I spent a few hours over the past few days working on an interactive K-NN (K-Nearest Neighbours) classification map.

Try it out here:

If you’re unfamiliar with it, K-NN is a part of machine learning. Specifically, it can be used for classification (I.E does this belong to x or does it belong to y). The points you see on the map are training data. They essentially define the boundaries for classification, so that if we were to bring an unclassified point into the data set, we could decide which class it belongs to based upon the training data. The map is showing the classification of each individual pixel in the feature space.

So the algorithm for K-NN is really simple. You just look at K training points nearest to the particular input point (in this case, the location of a pixel) and average out the class. So for example if K=3, at pixel (10,10) we simply find the distance from the pixel to all the points of the training set, then look at the nearest 3 points, and average out their class.
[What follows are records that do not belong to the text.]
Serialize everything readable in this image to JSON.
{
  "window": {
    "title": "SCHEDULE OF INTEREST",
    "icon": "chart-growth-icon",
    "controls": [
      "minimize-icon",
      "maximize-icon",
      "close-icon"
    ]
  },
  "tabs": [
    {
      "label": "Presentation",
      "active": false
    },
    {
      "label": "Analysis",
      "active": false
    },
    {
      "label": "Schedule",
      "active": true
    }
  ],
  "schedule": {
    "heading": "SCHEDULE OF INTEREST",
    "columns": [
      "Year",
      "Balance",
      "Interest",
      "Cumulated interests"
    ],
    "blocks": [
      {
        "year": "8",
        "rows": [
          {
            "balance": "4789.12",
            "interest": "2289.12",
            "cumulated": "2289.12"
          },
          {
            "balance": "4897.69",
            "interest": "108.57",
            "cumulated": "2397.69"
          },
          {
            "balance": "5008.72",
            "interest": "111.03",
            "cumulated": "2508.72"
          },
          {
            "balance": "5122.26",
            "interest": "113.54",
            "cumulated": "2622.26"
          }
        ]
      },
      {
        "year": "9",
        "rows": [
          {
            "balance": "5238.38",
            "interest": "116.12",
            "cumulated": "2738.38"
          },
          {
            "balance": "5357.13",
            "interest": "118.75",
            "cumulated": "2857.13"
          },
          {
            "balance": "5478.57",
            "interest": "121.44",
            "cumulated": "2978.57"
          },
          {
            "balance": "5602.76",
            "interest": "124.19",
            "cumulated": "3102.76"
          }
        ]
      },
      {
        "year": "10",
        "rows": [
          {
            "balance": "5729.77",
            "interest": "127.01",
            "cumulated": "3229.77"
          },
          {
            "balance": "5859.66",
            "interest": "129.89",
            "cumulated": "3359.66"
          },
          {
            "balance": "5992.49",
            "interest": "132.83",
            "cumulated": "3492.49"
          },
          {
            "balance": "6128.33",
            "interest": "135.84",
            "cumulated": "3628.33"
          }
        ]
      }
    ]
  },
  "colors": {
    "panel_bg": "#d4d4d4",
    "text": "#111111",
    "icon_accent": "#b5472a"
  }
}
In this case, class is a colour (red or blue) and so we can just sum up the RGB components of the point individually and divide them by 3, giving us our averaged colour and therefore class which we can assign to the pixel in question.

Here are some interesting outputs:


Also an interesting bug I encountered while making this:

Try it for yourself here:

Fork me on GitHub